FEW THOUGHTS ON DASUKI

I have two confessions that I want those who read this post to know before going on to read the rest of the article.

My first confession is that though I am a legal practitioner, this post is not meant to be any deep legal critique of Sambo Dasuki's on-going travails at the hands of the Federal government of Nigeria. It is merely a casual observation of what is going on in the country and what it could possibly portend for the future of this country.

My second confession is perhaps more serious than the first one and it is that I did not really have the time to go through most of the newspaper reports on the Sambo Dasuki case before writing this post. Yeah, I know, I know, but there it is...

Having read my confessions, you are at liberty to stop reading at this point. If however you decide to venture further into this write-up and you have a violent disagreement with my observations, drink a cup of cool water and remind yourself that you were warned.
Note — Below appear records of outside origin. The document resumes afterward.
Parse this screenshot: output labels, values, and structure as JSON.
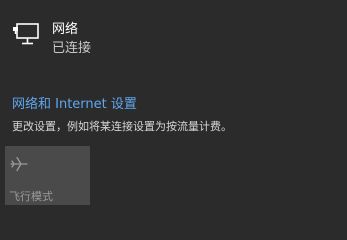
{
  "network": {
    "name": "网络",
    "status": "已连接",
    "icon": "ethernet-monitor-icon"
  },
  "settings": {
    "link_label": "网络和 Internet 设置",
    "description": "更改设置，例如将某连接设置为按流量计费。"
  },
  "quick_actions": {
    "airplane_mode": {
      "label": "飞行模式",
      "icon": "airplane-icon",
      "state": "off"
    }
  },
  "colors": {
    "background": "#2b2b2b",
    "tile": "#4a4a4a",
    "link": "#5fa8ee"
  }
}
For those who may not know who Sambo Dasuki is, he was the National Security Adviser under the immediate past administration of Dr. Goodluck Jonathan. Sambo Dasuki was recently arraigned by the Federal government of Nigeria for illegal possession of firearms and money laundering. The presiding judge exercised his discretion and granted him bail on self-recognition at the time of the arraignment. However, ruling on Dasuki's application to travel out of the country for three weeks for medical reasons, the judge decided to vary his bail conditions by directing that he get a surety on certain terms and conditions.

The judge went on to rule in favour of granting Dasuki's application to travel out of the country for medical check-up. The Department of State Security (DSS) however seem to disagree with the judge's ruling since on the heels of the judge's directive that Dasuki's passport should be returned to him and he should be allowed to travel as requested, DSS officials relocated part of their office to Dasuki's neighbourhood and effectively put him under some form of house arrest.

The DSS claimed in justification of their seeming disobedience of the Court Order, that Dasuki had been invited to answer some questions before a panel on some other charges and he had refused or failed to honour the invitation. In their opinion, since the charges because of which they decided to set up camp around Dasuki's house did not relate to the ones already in Court, they were not flouting any Court Order.

It would be recalled that before Dasuki was arrested and arraigned on the illegal possession of firearms charge, there was also some sort of siege on his house by the DSS.

One of the complaints some people including yours truly, had against the immediate past government at the centre in Nigeria was the level of impunity and the geometric, if not astronomic rate at which it was growing. It is my opinion then that this government has to be extremely careful about the actions of its agencies and the messages those actions send both to those of us casual(?!) observers and to the global community.

First off, I'm not sure what information Dasuki put before the judge which prompted the judge to exercise his discretion in favour of allowing Dasuki to travel out of the country. For instance, is the medical reason so grave that Dasuki cannot receive adequate attention/treatment in any of the hospitals in the country?

It will also be important to know what information the prosecutors who opposed Dasuki's application to be allowed to travel out of the country put before the Court which the judge apparently did not consider weighty enough to warrant a refusal of Dasuki's prayer/request. It would for instance be pertinent whether the prosecution informed the Court that Dasuki is a flight risk especially considering the fact that he may already be aware of weightier charges coming against him.


The above questions are important because those of us who do not have all the information may make the mistake of condemning the judge while not realising that perhaps the fault in a Court's decision may lie with the prosecution. It is fairly common knowledge that prosecutions of high profile cases in this country are largely compromised at both the investigative level and in their actual prosecution in Court. This is not to completely absolve some judges of misdeeds however.

Assuming that in spite of whatever relevant and important information that the prosecution might have put before the Court, the Court nevertheless wrongly ruled in favour of Dasuki's travel abroad, I believe that the DSS, having conducted their investigations and gathered sufficient evidence against Dasuki should just have gone ahead to arrest him on the new charges. The siege tactic first employed by the NDLEA against Buruji Kashamu and now employed repeatedly by the DSS in which not just Dasuki, but other people in his neighbourhood are terrorised is in my opinion, not the best way to go.

This government has to let its agencies imbibe the culture of doing things the right way. If we make exceptions for particular persons perhaps because of the supposed gravity of the offence committed by those persons, we might in future have the problem of the exceptions being used for the wrong reasons against innocent people.

The DSS should stop the siege tactic and make arrests where they have sufficient information and evidence to prefer charges against those who violate the Law. Where government and its agencies give the impression that they can determine when the rule of law should prevail, we may all have to pay dearly for it.